What you should do —
Output a faithful copy of the entries, every picture removed.

(Website and app data records)
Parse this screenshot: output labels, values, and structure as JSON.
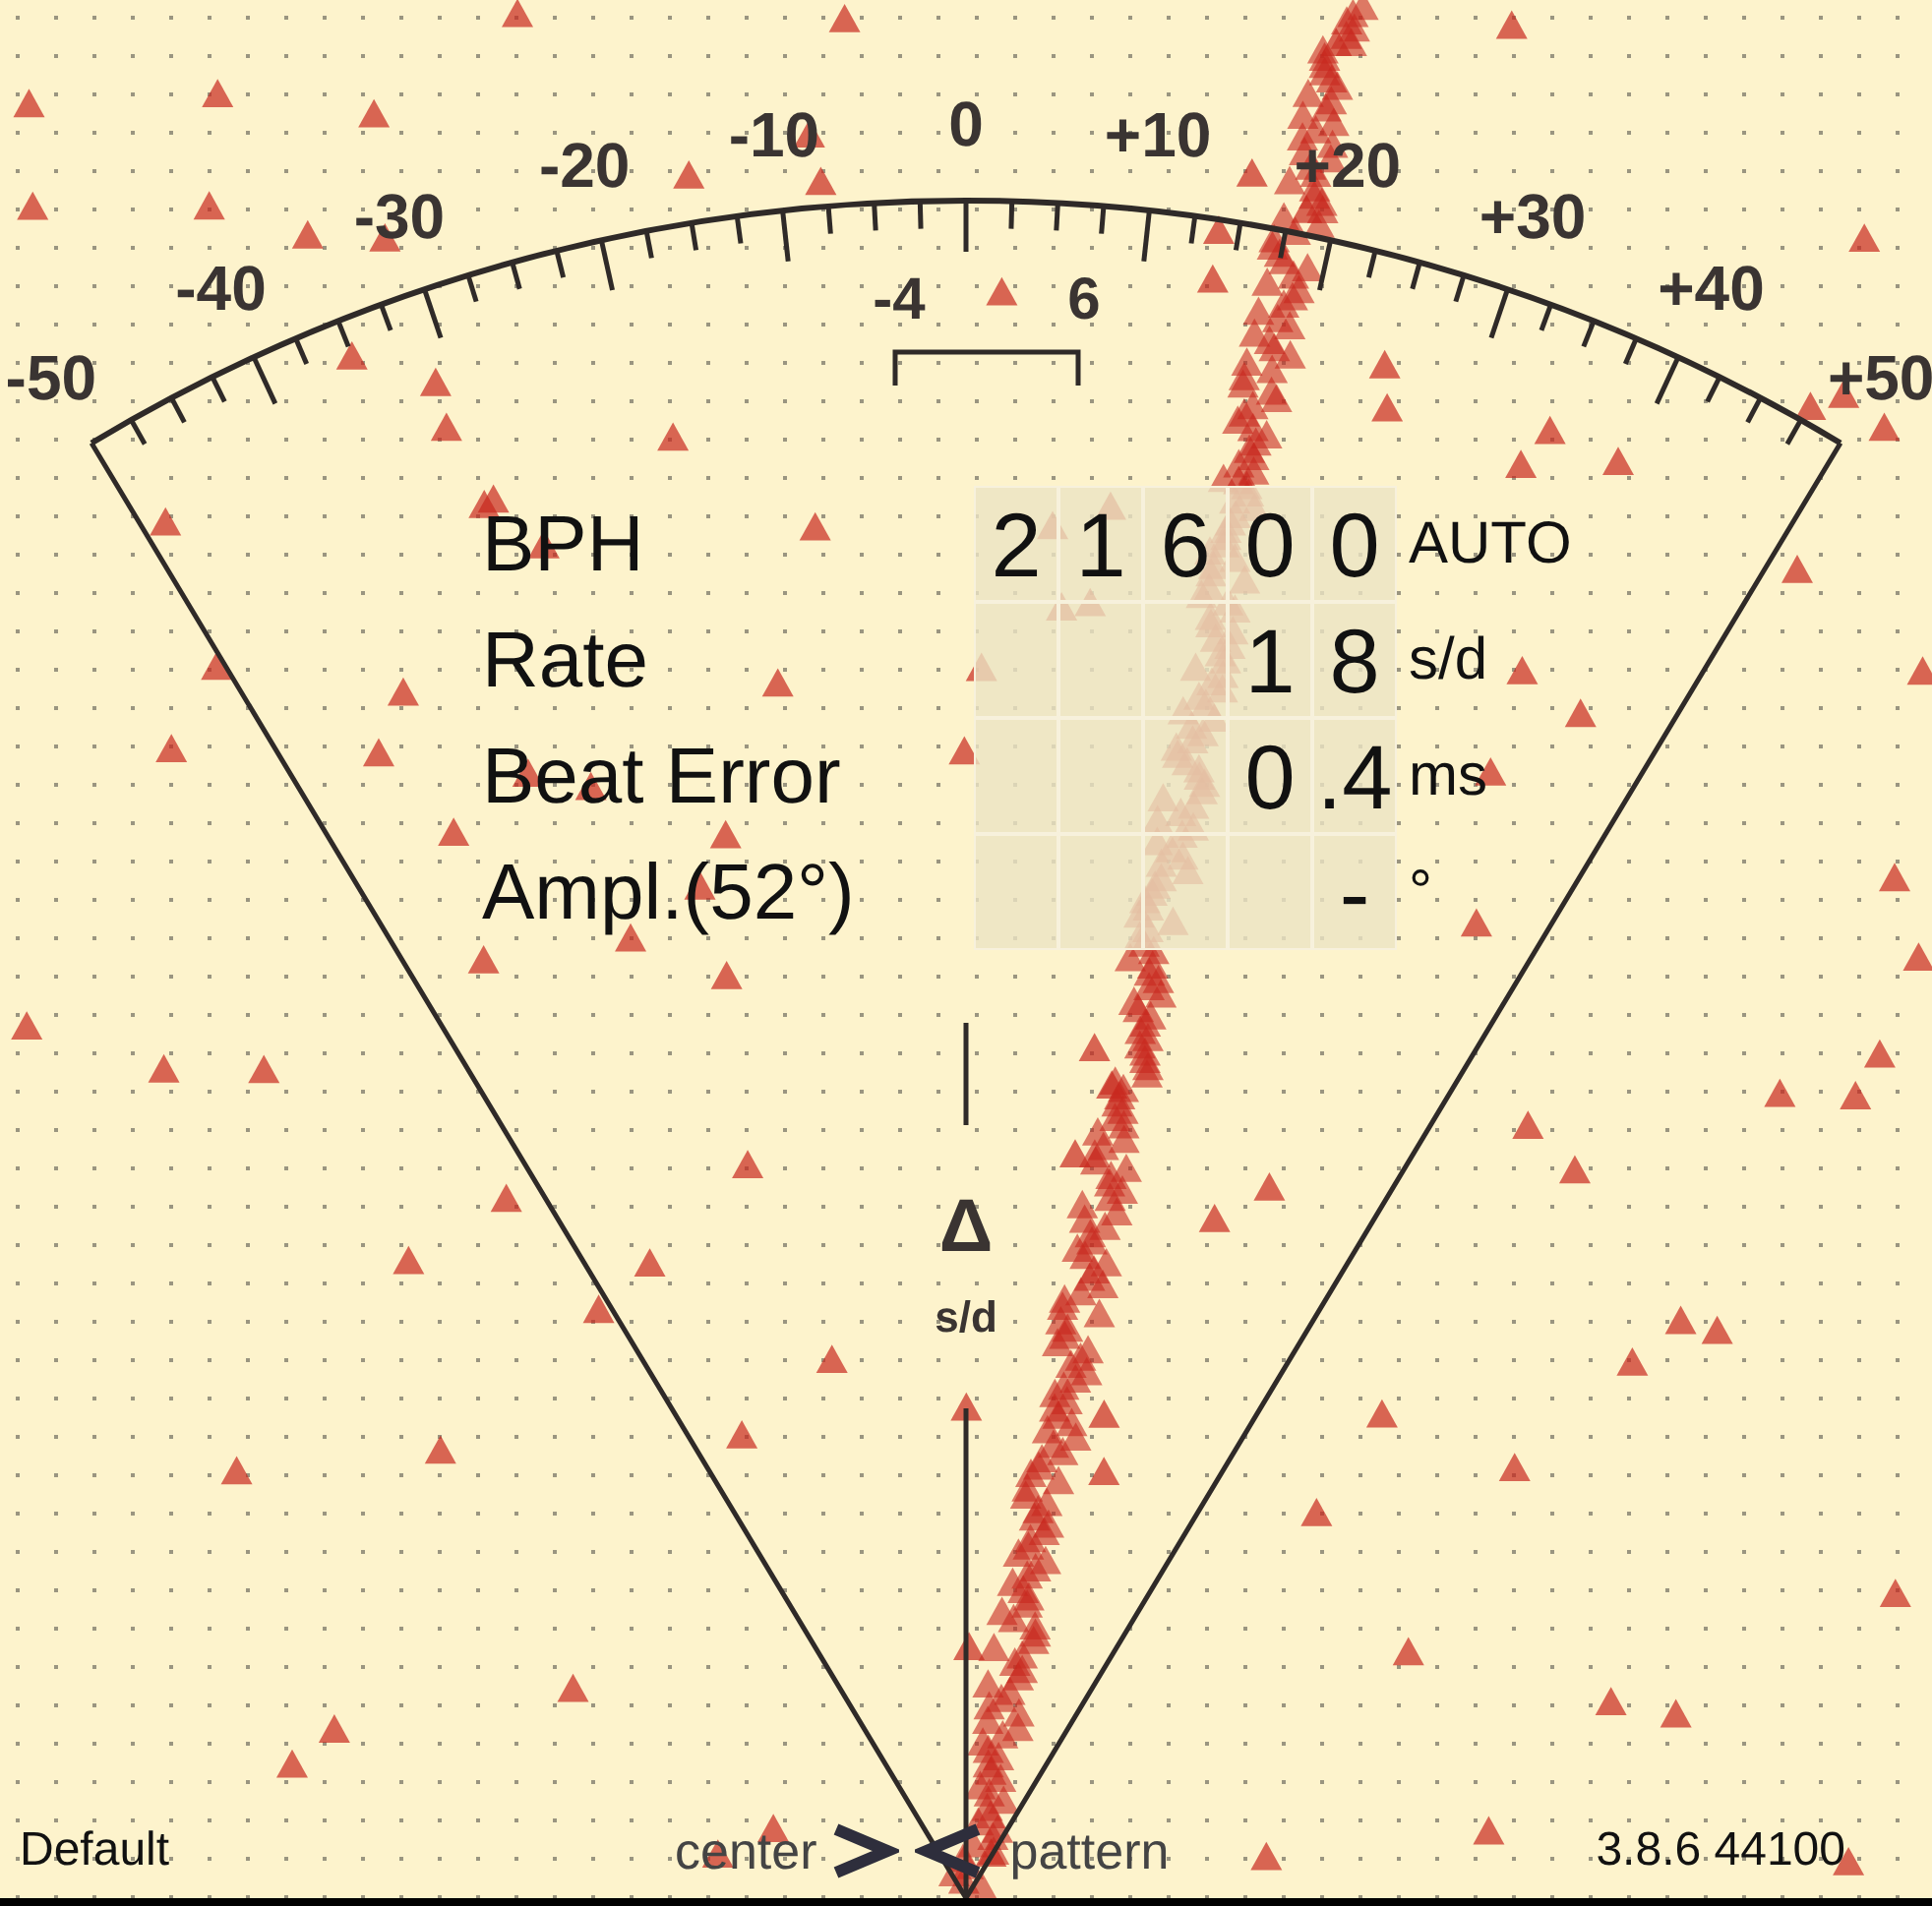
{
  "dial": {
    "scale_labels": [
      "-50",
      "-40",
      "-30",
      "-20",
      "-10",
      "0",
      "+10",
      "+20",
      "+30",
      "+40",
      "+50"
    ],
    "inner_labels": [
      "-4",
      "6"
    ],
    "delta_symbol": "Δ",
    "delta_unit": "s/d"
  },
  "readouts": [
    {
      "label": "BPH",
      "digits": [
        "2",
        "1",
        "6",
        "0",
        "0"
      ],
      "unit": "AUTO"
    },
    {
      "label": "Rate",
      "digits": [
        "1",
        "8"
      ],
      "unit": "s/d"
    },
    {
      "label": "Beat Error",
      "digits": [
        "0",
        ".4"
      ],
      "unit": "ms"
    },
    {
      "label": "Ampl.(52°)",
      "digits": [
        "-"
      ],
      "unit": "°"
    }
  ],
  "footer": {
    "profile": "Default",
    "left_button": "center",
    "right_button": "pattern",
    "version": "3.8.6 44100"
  }
}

Result of the task —
Parse this screenshot: output labels, values, and structure as JSON.
{
  "dial": {
    "scale_labels": [
      "-50",
      "-40",
      "-30",
      "-20",
      "-10",
      "0",
      "+10",
      "+20",
      "+30",
      "+40",
      "+50"
    ],
    "inner_labels": [
      "-4",
      "6"
    ],
    "delta_symbol": "Δ",
    "delta_unit": "s/d"
  },
  "readouts": [
    {
      "label": "BPH",
      "digits": [
        "2",
        "1",
        "6",
        "0",
        "0"
      ],
      "unit": "AUTO"
    },
    {
      "label": "Rate",
      "digits": [
        "1",
        "8"
      ],
      "unit": "s/d"
    },
    {
      "label": "Beat Error",
      "digits": [
        "0",
        ".4"
      ],
      "unit": "ms"
    },
    {
      "label": "Ampl.(52°)",
      "digits": [
        "-"
      ],
      "unit": "°"
    }
  ],
  "footer": {
    "profile": "Default",
    "left_button": "center",
    "right_button": "pattern",
    "version": "3.8.6 44100"
  }
}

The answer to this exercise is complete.